Records excerpted from a collection:
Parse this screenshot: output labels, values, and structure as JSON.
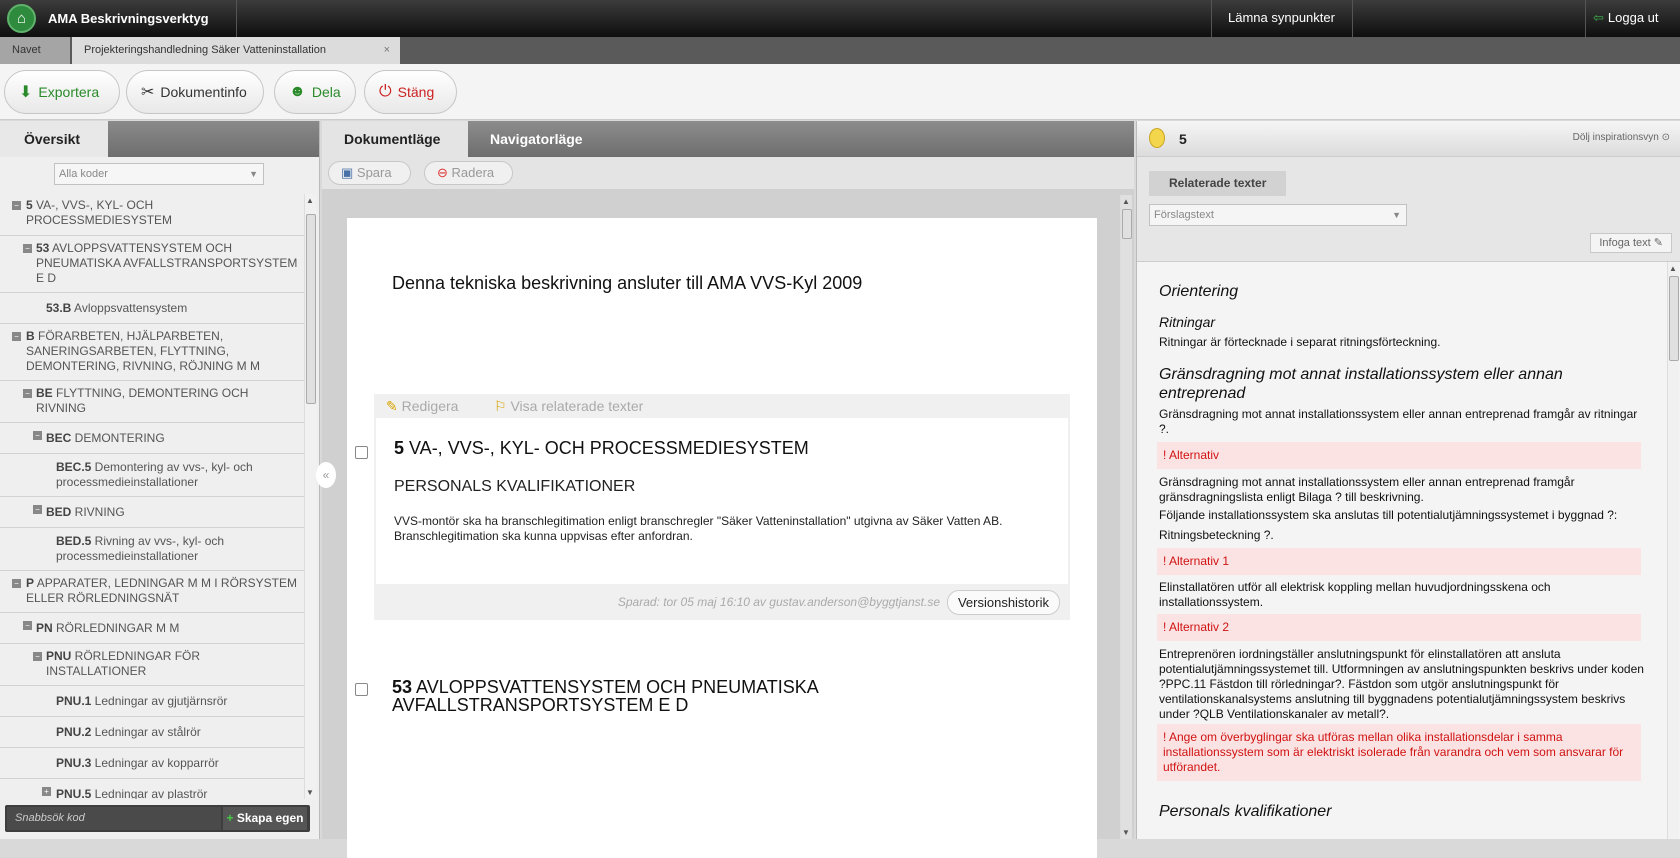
{
  "app": {
    "title": "AMA Beskrivningsverktyg",
    "feedback": "Lämna synpunkter",
    "logout": "Logga ut"
  },
  "tabs": {
    "navet": "Navet",
    "active": "Projekteringshandledning Säker Vatteninstallation",
    "close": "×"
  },
  "toolbar": {
    "export": "Exportera",
    "docinfo": "Dokumentinfo",
    "share": "Dela",
    "close": "Stäng"
  },
  "left": {
    "tab_overview": "Översikt",
    "filter": "Alla koder",
    "tree": [
      {
        "code": "5",
        "text": " VA-, VVS-, KYL- OCH PROCESSMEDIESYSTEM"
      },
      {
        "code": "53",
        "text": " AVLOPPSVATTENSYSTEM OCH PNEUMATISKA AVFALLSTRANSPORTSYSTEM E D"
      },
      {
        "code": "53.B",
        "text": " Avloppsvattensystem"
      },
      {
        "code": "B",
        "text": " FÖRARBETEN, HJÄLPARBETEN, SANERINGSARBETEN, FLYTTNING, DEMONTERING, RIVNING, RÖJNING M M"
      },
      {
        "code": "BE",
        "text": " FLYTTNING, DEMONTERING OCH RIVNING"
      },
      {
        "code": "BEC",
        "text": " DEMONTERING"
      },
      {
        "code": "BEC.5",
        "text": " Demontering av vvs-, kyl- och processmedieinstallationer"
      },
      {
        "code": "BED",
        "text": " RIVNING"
      },
      {
        "code": "BED.5",
        "text": " Rivning av vvs-, kyl- och processmedieinstallationer"
      },
      {
        "code": "P",
        "text": " APPARATER, LEDNINGAR M M I RÖRSYSTEM ELLER RÖRLEDNINGSNÄT"
      },
      {
        "code": "PN",
        "text": " RÖRLEDNINGAR M M"
      },
      {
        "code": "PNU",
        "text": " RÖRLEDNINGAR FÖR INSTALLATIONER"
      },
      {
        "code": "PNU.1",
        "text": " Ledningar av gjutjärnsrör"
      },
      {
        "code": "PNU.2",
        "text": " Ledningar av stålrör"
      },
      {
        "code": "PNU.3",
        "text": " Ledningar av kopparrör"
      },
      {
        "code": "PNU.5",
        "text": " Ledningar av plaströr"
      }
    ],
    "quick_placeholder": "Snabbsök kod",
    "create": "Skapa egen"
  },
  "mid": {
    "tab_doc": "Dokumentläge",
    "tab_nav": "Navigatorläge",
    "save": "Spara",
    "delete": "Radera",
    "doc_title": "Denna tekniska beskrivning ansluter till AMA VVS-Kyl 2009",
    "edit": "Redigera",
    "show_related": "Visa relaterade texter",
    "sec1": {
      "code": "5",
      "title": " VA-, VVS-, KYL- OCH PROCESSMEDIESYSTEM",
      "subtitle": "PERSONALS KVALIFIKATIONER",
      "text": "VVS-montör ska ha branschlegitimation enligt branschregler \"Säker Vatteninstallation\" utgivna av Säker Vatten AB. Branschlegitimation ska kunna uppvisas efter anfordran.",
      "saved": "Sparad: tor 05 maj 16:10 av gustav.anderson@byggtjanst.se",
      "history": "Versionshistorik"
    },
    "sec2": {
      "code": "53",
      "title": " AVLOPPSVATTENSYSTEM OCH PNEUMATISKA AVFALLSTRANSPORTSYSTEM E D"
    }
  },
  "right": {
    "num": "5",
    "hide": "Dölj inspirationsvyn",
    "tab": "Relaterade texter",
    "select": "Förslagstext",
    "insert": "Infoga text",
    "c": [
      "Orientering",
      "Ritningar",
      "Ritningar är förtecknade i separat ritningsförteckning.",
      "Gränsdragning mot annat installationssystem eller annan entreprenad",
      "Gränsdragning mot annat installationssystem eller annan entreprenad framgår av ritningar ?.",
      "! Alternativ",
      "Gränsdragning mot annat installationssystem eller annan entreprenad framgår gränsdragningslista enligt Bilaga ? till beskrivning.",
      "Följande installationssystem ska anslutas till potentialutjämningssystemet i byggnad ?:",
      "Ritningsbeteckning ?.",
      "! Alternativ 1",
      "Elinstallatören utför all elektrisk koppling mellan huvudjordningsskena och installationssystem.",
      "! Alternativ 2",
      "Entreprenören iordningställer anslutningspunkt för elinstallatören att ansluta potentialutjämningssystemet till. Utformningen av anslutningspunkten beskrivs under koden ?PPC.11 Fästdon till rörledningar?. Fästdon som utgör anslutningspunkt för ventilationskanalsystems anslutning till byggnadens potentialutjämningssystem beskrivs under ?QLB Ventilationskanaler av metall?.",
      "! Ange om överbyglingar ska utföras mellan olika installationsdelar i samma installationssystem som är elektriskt isolerade från varandra och vem som ansvarar för utförandet.",
      "Personals kvalifikationer"
    ]
  }
}
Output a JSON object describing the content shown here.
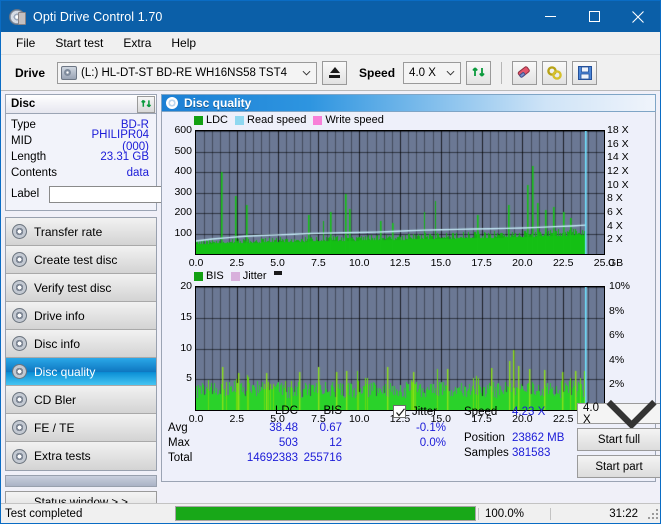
{
  "window": {
    "title": "Opti Drive Control 1.70",
    "icon": "disc-icon",
    "minimize": "minimize",
    "maximize": "maximize",
    "close": "close"
  },
  "menu": {
    "items": [
      "File",
      "Start test",
      "Extra",
      "Help"
    ]
  },
  "toolbar": {
    "drive_label": "Drive",
    "drive_value": "(L:)  HL-DT-ST BD-RE  WH16NS58 TST4",
    "eject": "eject-icon",
    "speed_label": "Speed",
    "speed_value": "4.0 X",
    "refresh": "refresh-icon",
    "erase": "eraser-icon",
    "tools": "tools-icon",
    "save": "save-icon"
  },
  "disc_panel": {
    "title": "Disc",
    "refresh_icon": "refresh-icon",
    "rows": [
      {
        "key": "Type",
        "value": "BD-R"
      },
      {
        "key": "MID",
        "value": "PHILIPR04 (000)"
      },
      {
        "key": "Length",
        "value": "23.31 GB"
      },
      {
        "key": "Contents",
        "value": "data"
      }
    ],
    "label_key": "Label",
    "label_value": "",
    "label_placeholder": "",
    "label_button_icon": "cd-icon"
  },
  "nav": {
    "items": [
      {
        "label": "Transfer rate",
        "active": false
      },
      {
        "label": "Create test disc",
        "active": false
      },
      {
        "label": "Verify test disc",
        "active": false
      },
      {
        "label": "Drive info",
        "active": false
      },
      {
        "label": "Disc info",
        "active": false
      },
      {
        "label": "Disc quality",
        "active": true
      },
      {
        "label": "CD Bler",
        "active": false
      },
      {
        "label": "FE / TE",
        "active": false
      },
      {
        "label": "Extra tests",
        "active": false
      }
    ],
    "status_window": "Status window > >"
  },
  "panel": {
    "title": "Disc quality",
    "icon": "disc-quality-icon"
  },
  "chart_data": [
    {
      "type": "line",
      "name": "top-chart",
      "title": "",
      "legend": [
        {
          "label": "LDC",
          "color": "#12a012"
        },
        {
          "label": "Read speed",
          "color": "#8fd8f0"
        },
        {
          "label": "Write speed",
          "color": "#f87fd8"
        }
      ],
      "legend_position": "top-left",
      "xlabel": "GB",
      "x": [
        0.0,
        2.5,
        5.0,
        7.5,
        10.0,
        12.5,
        15.0,
        17.5,
        20.0,
        22.5,
        25.0
      ],
      "xlim": [
        0,
        25.0
      ],
      "ylabel_left": "LDC",
      "ylim_left": [
        0,
        600
      ],
      "yticks_left": [
        100,
        200,
        300,
        400,
        500,
        600
      ],
      "ylabel_right": "X",
      "ylim_right": [
        0,
        18
      ],
      "yticks_right": [
        "2 X",
        "4 X",
        "6 X",
        "8 X",
        "10 X",
        "12 X",
        "14 X",
        "16 X",
        "18 X"
      ],
      "grid": true,
      "data_end_gb": 23.862,
      "cursor_gb": 23.862,
      "series": [
        {
          "name": "LDC",
          "color": "#12a012",
          "baseline": [
            62,
            64,
            66,
            68,
            70,
            72,
            74,
            76,
            78,
            80,
            82,
            84,
            86,
            88,
            90,
            92,
            94,
            96,
            98,
            100,
            103,
            106,
            109,
            112
          ],
          "avg": 38.48,
          "max": 503
        },
        {
          "name": "Read speed",
          "color": "#b9e6f7",
          "x_gb": [
            0.0,
            1.0,
            2.0,
            3.0,
            4.0,
            5.0,
            6.0,
            7.0,
            8.0,
            9.0,
            10.0,
            11.0,
            12.0,
            13.0,
            14.0,
            15.0,
            16.0,
            17.0,
            18.0,
            19.0,
            20.0,
            21.0,
            22.0,
            23.0,
            23.86
          ],
          "values_x": [
            1.9,
            2.2,
            2.4,
            2.6,
            2.7,
            2.8,
            2.9,
            3.0,
            3.05,
            3.1,
            3.15,
            3.2,
            3.3,
            3.4,
            3.5,
            3.55,
            3.6,
            3.65,
            3.7,
            3.75,
            3.8,
            3.9,
            4.0,
            4.1,
            4.23
          ]
        }
      ]
    },
    {
      "type": "bar",
      "name": "bottom-chart",
      "title": "",
      "legend": [
        {
          "label": "BIS",
          "color": "#12a012"
        },
        {
          "label": "Jitter",
          "color": "#d8b0dc"
        }
      ],
      "legend_position": "top-left",
      "xlabel": "GB",
      "x": [
        0.0,
        2.5,
        5.0,
        7.5,
        10.0,
        12.5,
        15.0,
        17.5,
        20.0,
        22.5,
        25.0
      ],
      "xlim": [
        0,
        25.0
      ],
      "ylabel_left": "BIS",
      "ylim_left": [
        0,
        20
      ],
      "yticks_left": [
        5,
        10,
        15,
        20
      ],
      "ylabel_right": "%",
      "ylim_right": [
        0,
        10
      ],
      "yticks_right": [
        "2%",
        "4%",
        "6%",
        "8%",
        "10%"
      ],
      "grid": true,
      "data_end_gb": 23.862,
      "cursor_gb": 23.862,
      "series": [
        {
          "name": "BIS",
          "color": "#2bd42b",
          "avg": 0.67,
          "max": 12,
          "typical": 3.6
        }
      ]
    }
  ],
  "stats": {
    "col_headers": [
      "LDC",
      "BIS"
    ],
    "rows": [
      {
        "label": "Avg",
        "ldc": "38.48",
        "bis": "0.67",
        "jitter": "-0.1%"
      },
      {
        "label": "Max",
        "ldc": "503",
        "bis": "12",
        "jitter": "0.0%"
      },
      {
        "label": "Total",
        "ldc": "14692383",
        "bis": "255716",
        "jitter": ""
      }
    ],
    "jitter_label": "Jitter",
    "jitter_checked": true,
    "speed_label": "Speed",
    "speed_value": "4.23 X",
    "position_label": "Position",
    "position_value": "23862 MB",
    "samples_label": "Samples",
    "samples_value": "381583",
    "speed_select": "4.0 X",
    "start_full": "Start full",
    "start_part": "Start part"
  },
  "statusbar": {
    "text": "Test completed",
    "percent": "100.0%",
    "progress": 100,
    "time": "31:22"
  },
  "colors": {
    "titlebar": "#0b5fa8",
    "accent": "#1b1bd8",
    "plot_bg": "#6b7894",
    "green": "#12a012",
    "cursor": "#6fe3ff",
    "progress": "#18a818"
  }
}
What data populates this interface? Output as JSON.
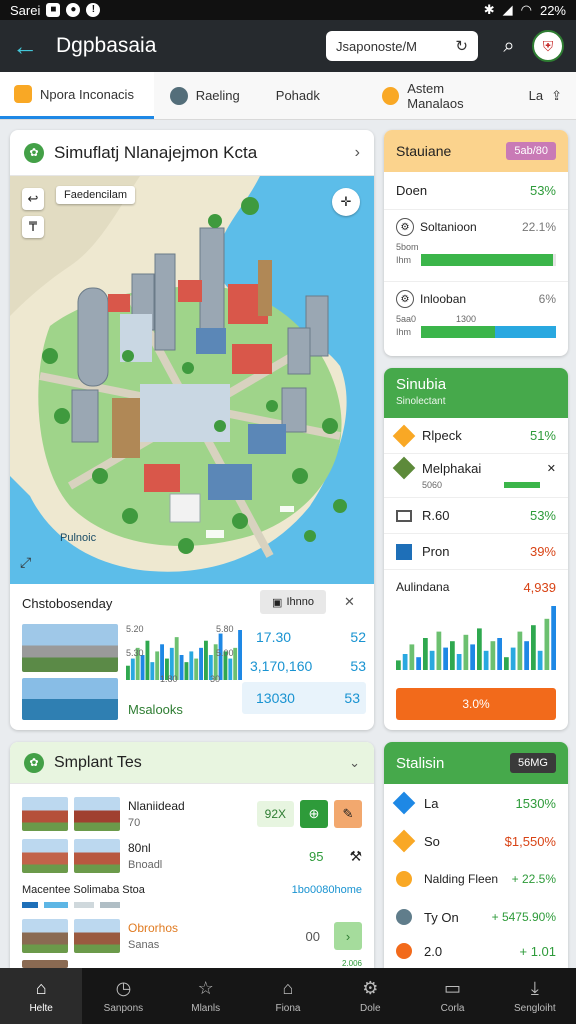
{
  "status": {
    "carrier": "Sarei",
    "battery": "22%"
  },
  "appbar": {
    "title": "Dgpbasaia",
    "search_value": "Jsaponoste/M"
  },
  "tabs": [
    {
      "label": "Npora Inconacis"
    },
    {
      "label": "Raeling"
    },
    {
      "label": "Pohadk"
    },
    {
      "label": "Astem Manalaos"
    },
    {
      "label": "La"
    }
  ],
  "map_card": {
    "title": "Simuflatj Nlanajejmon Kcta",
    "map_label": "Faedencilam",
    "map_corner_text": "Pulnoic",
    "stats_title": "Chstobosenday",
    "stats_chip": "Ihnno",
    "rows": [
      {
        "value": "17.30",
        "secondary": "52"
      },
      {
        "value": "3,170,160",
        "secondary": "53"
      },
      {
        "value": "13030",
        "secondary": "53"
      }
    ],
    "footer_label": "Msalooks",
    "mini_chart_ticks": [
      "5.20",
      "5.80",
      "5.30",
      "5.00",
      "1.80",
      "30"
    ],
    "mini_chart": [
      4,
      6,
      9,
      7,
      11,
      5,
      8,
      10,
      6,
      9,
      12,
      7,
      5,
      8,
      6,
      9,
      11,
      7,
      10,
      13,
      8,
      6,
      9,
      14
    ]
  },
  "stat_card": {
    "title": "Stauiane",
    "badge": "5ab/80",
    "rows": [
      {
        "label": "Doen",
        "value": "53%"
      },
      {
        "label": "Soltanioon",
        "value": "22.1%",
        "sub": "5bom",
        "sub2": "Ihm",
        "progress": 0.98,
        "color": "#3bb54a"
      },
      {
        "label": "Inlooban",
        "value": "6%",
        "sub": "5aa0",
        "sub_right": "1300",
        "sub2": "Ihm",
        "progress": 0.55,
        "color": "#3bb54a",
        "progress2": 0.45,
        "color2": "#29a8e0"
      }
    ]
  },
  "sim_card": {
    "title": "Sinubia",
    "subtitle": "Sinolectant",
    "rows": [
      {
        "label": "Rlpeck",
        "value": "51%"
      },
      {
        "label": "Melphakai",
        "sub": "5060",
        "progress": 0.7
      },
      {
        "label": "R.60",
        "value": "53%"
      },
      {
        "label": "Pron",
        "value": "39%"
      }
    ],
    "chart_title": "Aulindana",
    "chart_value": "4,939",
    "chart_bars": [
      3,
      5,
      8,
      4,
      10,
      6,
      12,
      7,
      9,
      5,
      11,
      8,
      13,
      6,
      9,
      10,
      4,
      7,
      12,
      9,
      14,
      6,
      16,
      20
    ],
    "action": "3.0%"
  },
  "tasks_card": {
    "title": "Smplant Tes",
    "rows": [
      {
        "title": "Nlaniidead",
        "sub": "70",
        "btn": "92X"
      },
      {
        "title": "80nl",
        "sub": "Bnoadl",
        "value": "95"
      }
    ],
    "section_label": "Macentee Solimaba Stoa",
    "section_link": "1bo0080home",
    "last_row": {
      "title": "Obrorhos",
      "sub": "Sanas",
      "value": "00"
    },
    "more_row": {
      "value": "2.006"
    }
  },
  "stats_card": {
    "title": "Stalisin",
    "badge": "56MG",
    "rows": [
      {
        "label": "La",
        "value": "1530%"
      },
      {
        "label": "So",
        "value": "$1,550%"
      },
      {
        "label": "Nalding Fleen",
        "value": "+ 22.5%"
      },
      {
        "label": "Ty On",
        "value": "+ 5475.90%"
      },
      {
        "label": "2.0",
        "value": "+ 1.01"
      }
    ]
  },
  "nav": [
    {
      "label": "Helte",
      "icon": "home-icon"
    },
    {
      "label": "Sanpons",
      "icon": "clock-icon"
    },
    {
      "label": "Mlanls",
      "icon": "star-icon"
    },
    {
      "label": "Fiona",
      "icon": "house-outline-icon"
    },
    {
      "label": "Dole",
      "icon": "gear-icon"
    },
    {
      "label": "Corla",
      "icon": "layout-icon"
    },
    {
      "label": "Sengloiht",
      "icon": "download-icon"
    }
  ]
}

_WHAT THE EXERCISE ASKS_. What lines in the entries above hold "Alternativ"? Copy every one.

_OUTPUT OF THE TASK_.
      "! Alternativ",
      "! Alternativ 1",
      "! Alternativ 2",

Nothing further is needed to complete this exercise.